Here, as elsewhere in the fighting around kyiv, the Ukrainian army achieved its success on the battlefield by deploying small, fast, largely dismounted units that set up ambushes or defended sites using local knowledge. Many such units are based in the center of kyiv and drive into the war zone.
The reconnaissance unit patrolling Irpin on Tuesday, which is part of Ukraine’s military intelligence agency, uses a closed bar in kyiv as its base, now cluttered with sleeping bags, ammunition boxes and hand grenades.
At dawn on a clear, cold Tuesday morning, soldiers donned body armor and ammunition pouches, with the sound of velcro crackling, then jumped in place to make sure their gear was okay. attached. The bar’s stereo was playing Ukrainian folk songs.
The Irpin front was a short drive away. The soldiers infiltrate the city in small groups of three or four, to avoid attracting Russian artillery, then regroup in a maze of alleys.
“We are defending our land,” said a commander of one of the two squads, made up of eight men each. He asked to be identified only by his first name, Bohdan. While the Russian army has withdrawn in force, he said, Ukrainian soldiers have yet to search house by house in the city to flush out pockets of remaining enemy soldiers.
“We move into a neighborhood and if there is contact, we fire or call in the artillery,” he said of these operations. “If there is no contact, well, it is clear that this territory is ours again.”
The mayor of Irpin, a once quiet and leafy suburb with a pre-war population of around 70,000, said all but around 4,000 civilians had fled.

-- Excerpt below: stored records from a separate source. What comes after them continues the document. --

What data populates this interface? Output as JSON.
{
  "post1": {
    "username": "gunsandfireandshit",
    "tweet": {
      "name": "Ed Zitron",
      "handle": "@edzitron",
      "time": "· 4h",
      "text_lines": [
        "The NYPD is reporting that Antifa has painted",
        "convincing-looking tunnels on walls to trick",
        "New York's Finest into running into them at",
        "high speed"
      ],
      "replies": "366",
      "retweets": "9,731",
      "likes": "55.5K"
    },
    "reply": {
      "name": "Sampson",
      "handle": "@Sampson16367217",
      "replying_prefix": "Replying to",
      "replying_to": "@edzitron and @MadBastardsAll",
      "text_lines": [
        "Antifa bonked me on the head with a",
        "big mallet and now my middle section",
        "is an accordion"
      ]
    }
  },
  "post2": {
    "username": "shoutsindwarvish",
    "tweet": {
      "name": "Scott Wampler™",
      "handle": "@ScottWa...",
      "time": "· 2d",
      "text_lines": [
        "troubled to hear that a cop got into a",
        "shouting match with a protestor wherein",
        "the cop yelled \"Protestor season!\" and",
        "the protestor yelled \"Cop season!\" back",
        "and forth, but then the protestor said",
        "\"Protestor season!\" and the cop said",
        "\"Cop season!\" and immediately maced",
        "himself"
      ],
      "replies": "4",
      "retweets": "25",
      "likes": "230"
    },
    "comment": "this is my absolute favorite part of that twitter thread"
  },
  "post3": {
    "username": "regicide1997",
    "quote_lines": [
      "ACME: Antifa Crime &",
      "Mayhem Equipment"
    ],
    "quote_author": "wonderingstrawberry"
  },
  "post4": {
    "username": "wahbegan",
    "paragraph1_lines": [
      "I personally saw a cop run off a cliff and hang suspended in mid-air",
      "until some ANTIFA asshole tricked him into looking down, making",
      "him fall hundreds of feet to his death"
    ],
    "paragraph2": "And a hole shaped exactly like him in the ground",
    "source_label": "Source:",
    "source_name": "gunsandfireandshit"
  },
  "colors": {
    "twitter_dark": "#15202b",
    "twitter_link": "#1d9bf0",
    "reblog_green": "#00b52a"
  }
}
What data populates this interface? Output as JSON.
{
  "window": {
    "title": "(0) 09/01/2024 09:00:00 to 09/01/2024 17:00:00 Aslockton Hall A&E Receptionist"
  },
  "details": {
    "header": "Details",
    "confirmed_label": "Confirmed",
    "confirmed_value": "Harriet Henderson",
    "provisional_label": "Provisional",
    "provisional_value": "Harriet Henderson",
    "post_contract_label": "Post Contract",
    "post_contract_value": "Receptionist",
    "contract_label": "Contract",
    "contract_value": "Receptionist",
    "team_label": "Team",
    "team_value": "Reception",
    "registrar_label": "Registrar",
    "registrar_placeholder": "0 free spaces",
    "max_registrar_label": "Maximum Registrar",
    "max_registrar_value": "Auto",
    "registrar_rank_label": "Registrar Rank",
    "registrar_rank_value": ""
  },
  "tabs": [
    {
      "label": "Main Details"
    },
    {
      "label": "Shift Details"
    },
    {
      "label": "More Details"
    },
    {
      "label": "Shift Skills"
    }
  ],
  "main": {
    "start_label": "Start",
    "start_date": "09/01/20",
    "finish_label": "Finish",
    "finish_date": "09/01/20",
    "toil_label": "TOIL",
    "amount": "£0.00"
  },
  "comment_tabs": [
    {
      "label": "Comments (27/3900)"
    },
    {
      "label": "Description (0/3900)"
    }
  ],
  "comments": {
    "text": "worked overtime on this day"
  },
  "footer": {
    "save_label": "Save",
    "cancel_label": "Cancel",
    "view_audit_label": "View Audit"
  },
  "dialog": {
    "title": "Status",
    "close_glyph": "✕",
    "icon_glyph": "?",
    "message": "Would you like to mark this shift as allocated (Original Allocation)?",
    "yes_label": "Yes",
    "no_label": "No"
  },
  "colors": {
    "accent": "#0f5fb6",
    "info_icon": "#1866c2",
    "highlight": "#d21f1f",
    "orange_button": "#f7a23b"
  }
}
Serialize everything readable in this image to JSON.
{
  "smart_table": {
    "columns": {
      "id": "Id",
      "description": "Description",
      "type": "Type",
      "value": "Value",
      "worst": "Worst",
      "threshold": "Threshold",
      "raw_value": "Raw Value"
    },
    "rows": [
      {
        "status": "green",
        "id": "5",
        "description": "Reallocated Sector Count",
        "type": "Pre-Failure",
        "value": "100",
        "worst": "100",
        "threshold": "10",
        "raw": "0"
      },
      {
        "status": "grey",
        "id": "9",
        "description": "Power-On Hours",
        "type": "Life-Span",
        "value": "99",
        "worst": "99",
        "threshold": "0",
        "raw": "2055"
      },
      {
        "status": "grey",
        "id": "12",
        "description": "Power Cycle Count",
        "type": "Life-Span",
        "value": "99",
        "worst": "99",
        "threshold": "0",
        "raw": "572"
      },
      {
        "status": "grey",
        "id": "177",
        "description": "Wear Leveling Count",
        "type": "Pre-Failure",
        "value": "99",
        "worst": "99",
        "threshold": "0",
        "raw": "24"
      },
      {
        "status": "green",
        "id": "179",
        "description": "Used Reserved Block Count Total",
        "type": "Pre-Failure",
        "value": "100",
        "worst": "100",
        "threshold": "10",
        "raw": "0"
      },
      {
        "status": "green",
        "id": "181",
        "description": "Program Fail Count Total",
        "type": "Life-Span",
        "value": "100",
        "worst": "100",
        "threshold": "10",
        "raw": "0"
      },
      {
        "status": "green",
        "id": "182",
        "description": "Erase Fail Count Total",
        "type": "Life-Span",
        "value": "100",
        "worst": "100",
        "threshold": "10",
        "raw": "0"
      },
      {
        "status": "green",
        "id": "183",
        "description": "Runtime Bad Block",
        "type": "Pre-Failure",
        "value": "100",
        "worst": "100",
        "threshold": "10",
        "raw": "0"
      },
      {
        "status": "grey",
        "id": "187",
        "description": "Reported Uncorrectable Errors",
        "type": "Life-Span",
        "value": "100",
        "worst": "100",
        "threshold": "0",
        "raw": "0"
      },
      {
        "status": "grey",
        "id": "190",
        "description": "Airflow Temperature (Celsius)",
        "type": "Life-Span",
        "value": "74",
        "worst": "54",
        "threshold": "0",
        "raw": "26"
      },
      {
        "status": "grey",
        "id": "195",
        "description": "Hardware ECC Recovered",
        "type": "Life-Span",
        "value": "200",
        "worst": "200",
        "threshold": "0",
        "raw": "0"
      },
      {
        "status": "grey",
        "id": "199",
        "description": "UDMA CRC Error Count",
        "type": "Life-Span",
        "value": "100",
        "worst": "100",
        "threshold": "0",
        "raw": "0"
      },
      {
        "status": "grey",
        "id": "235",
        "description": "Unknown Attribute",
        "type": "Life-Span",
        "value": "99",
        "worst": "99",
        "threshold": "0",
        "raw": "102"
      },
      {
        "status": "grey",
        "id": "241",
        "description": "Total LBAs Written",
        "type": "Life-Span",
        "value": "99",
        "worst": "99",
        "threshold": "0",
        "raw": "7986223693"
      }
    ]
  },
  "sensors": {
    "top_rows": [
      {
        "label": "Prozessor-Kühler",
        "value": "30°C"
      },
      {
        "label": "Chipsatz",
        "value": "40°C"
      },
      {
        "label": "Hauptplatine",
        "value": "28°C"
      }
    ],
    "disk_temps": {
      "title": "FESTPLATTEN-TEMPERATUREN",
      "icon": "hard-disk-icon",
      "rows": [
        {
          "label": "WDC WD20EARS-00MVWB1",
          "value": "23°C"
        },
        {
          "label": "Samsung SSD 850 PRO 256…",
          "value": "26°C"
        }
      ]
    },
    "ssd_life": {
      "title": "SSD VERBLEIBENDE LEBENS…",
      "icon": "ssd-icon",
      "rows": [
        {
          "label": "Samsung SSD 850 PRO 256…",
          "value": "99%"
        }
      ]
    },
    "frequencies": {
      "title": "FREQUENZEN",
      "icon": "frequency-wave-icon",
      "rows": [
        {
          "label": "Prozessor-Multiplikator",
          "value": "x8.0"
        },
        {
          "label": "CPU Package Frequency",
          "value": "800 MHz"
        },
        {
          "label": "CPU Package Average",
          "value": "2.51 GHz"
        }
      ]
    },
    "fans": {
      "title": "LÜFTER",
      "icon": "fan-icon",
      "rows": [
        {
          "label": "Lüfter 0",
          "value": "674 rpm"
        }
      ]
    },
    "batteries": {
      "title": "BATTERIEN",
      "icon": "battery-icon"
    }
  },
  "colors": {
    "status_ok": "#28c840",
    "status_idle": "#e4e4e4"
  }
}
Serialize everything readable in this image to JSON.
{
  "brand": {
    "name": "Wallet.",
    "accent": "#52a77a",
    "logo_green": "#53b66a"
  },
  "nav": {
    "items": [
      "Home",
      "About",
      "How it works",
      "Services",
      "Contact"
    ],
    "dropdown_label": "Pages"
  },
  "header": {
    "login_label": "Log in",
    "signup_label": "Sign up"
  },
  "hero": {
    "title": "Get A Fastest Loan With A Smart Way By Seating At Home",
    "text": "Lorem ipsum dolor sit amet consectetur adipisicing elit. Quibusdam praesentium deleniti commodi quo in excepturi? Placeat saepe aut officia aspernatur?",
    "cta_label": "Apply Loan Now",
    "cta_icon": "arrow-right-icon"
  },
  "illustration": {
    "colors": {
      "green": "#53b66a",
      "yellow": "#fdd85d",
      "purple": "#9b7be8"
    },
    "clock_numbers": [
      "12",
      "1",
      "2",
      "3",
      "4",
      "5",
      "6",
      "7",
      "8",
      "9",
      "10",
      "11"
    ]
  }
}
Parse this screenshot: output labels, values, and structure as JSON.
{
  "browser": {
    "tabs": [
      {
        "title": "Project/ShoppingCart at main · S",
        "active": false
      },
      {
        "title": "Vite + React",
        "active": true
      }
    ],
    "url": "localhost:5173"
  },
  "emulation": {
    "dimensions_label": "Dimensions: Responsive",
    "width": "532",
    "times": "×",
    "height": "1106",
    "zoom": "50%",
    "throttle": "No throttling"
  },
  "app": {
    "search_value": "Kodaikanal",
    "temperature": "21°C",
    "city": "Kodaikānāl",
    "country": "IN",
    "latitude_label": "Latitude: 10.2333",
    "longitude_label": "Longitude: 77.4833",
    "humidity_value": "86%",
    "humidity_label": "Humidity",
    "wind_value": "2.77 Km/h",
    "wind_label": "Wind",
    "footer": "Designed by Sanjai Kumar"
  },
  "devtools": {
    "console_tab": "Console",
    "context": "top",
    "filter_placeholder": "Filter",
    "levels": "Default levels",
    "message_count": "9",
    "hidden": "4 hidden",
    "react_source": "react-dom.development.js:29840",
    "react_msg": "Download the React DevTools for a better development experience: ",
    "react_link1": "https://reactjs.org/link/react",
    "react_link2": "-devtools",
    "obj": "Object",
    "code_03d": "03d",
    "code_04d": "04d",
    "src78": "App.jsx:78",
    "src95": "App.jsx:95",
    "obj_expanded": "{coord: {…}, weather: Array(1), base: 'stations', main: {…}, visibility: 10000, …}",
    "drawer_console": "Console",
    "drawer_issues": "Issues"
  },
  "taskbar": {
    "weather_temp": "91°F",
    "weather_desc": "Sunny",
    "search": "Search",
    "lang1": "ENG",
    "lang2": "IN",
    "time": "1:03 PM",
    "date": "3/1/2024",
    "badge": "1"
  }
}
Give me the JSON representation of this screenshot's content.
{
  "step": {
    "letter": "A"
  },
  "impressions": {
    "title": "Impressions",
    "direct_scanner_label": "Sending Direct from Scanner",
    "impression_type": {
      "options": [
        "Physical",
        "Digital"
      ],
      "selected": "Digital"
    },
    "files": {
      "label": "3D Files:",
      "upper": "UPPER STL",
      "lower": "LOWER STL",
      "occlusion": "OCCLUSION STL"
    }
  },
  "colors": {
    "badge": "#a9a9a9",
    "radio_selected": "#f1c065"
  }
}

The patrol encountered only one elderly man, who waved to them from behind the window of a house.
In a city park, the Ukrainian patrol found a destroyed Russian armored personnel carrier, burned in places with a rich orange color. Besides the vehicle were the traditional blue and white undershirts used by Russian soldiers called telnyashkas. Elsewhere, they found a cardboard box labeled Russian army food. “Individual food ration”, indicates the label. “Not to sell.”
The soldiers took selfies next to the incinerated armored personnel carrier. Some ducked into the pine forest to rest, gazing at the sight of the wrecked vehicle where Russian soldiers had died. The bodies had been recovered earlier, but by whom was unclear.
“I don’t see the Russians as enemies,” said a Ukrainian soldier who only offered his first name, Hennady, out of concern for his safety. “They’re just inert people, doing things without knowing what they’re doing.”
The day had been quiet but suddenly changed with a cacophony of heavy machine gun fire and rocket propelled grenade explosions as the squad led by Bohdan, who had remained behind, encountered a Russian armored personnel carrier. Why he stayed there, otherwise empty of Russian soldiers, was unclear. Later, a commander said the vehicle was destroyed.
Serhiy, one of the soldiers, offered a more skeptical assessment of Ukrainian gains at Irpin. While perhaps the largest occupied city had been recaptured, he said, control of Ukraine was uncertain.
“We have a provisional front line” now outside Irpin, he said, “but the key word is provisional.”
“Their target is Kyiv,” he added. ” They will come back. They will have to cover this ground again.
New York Times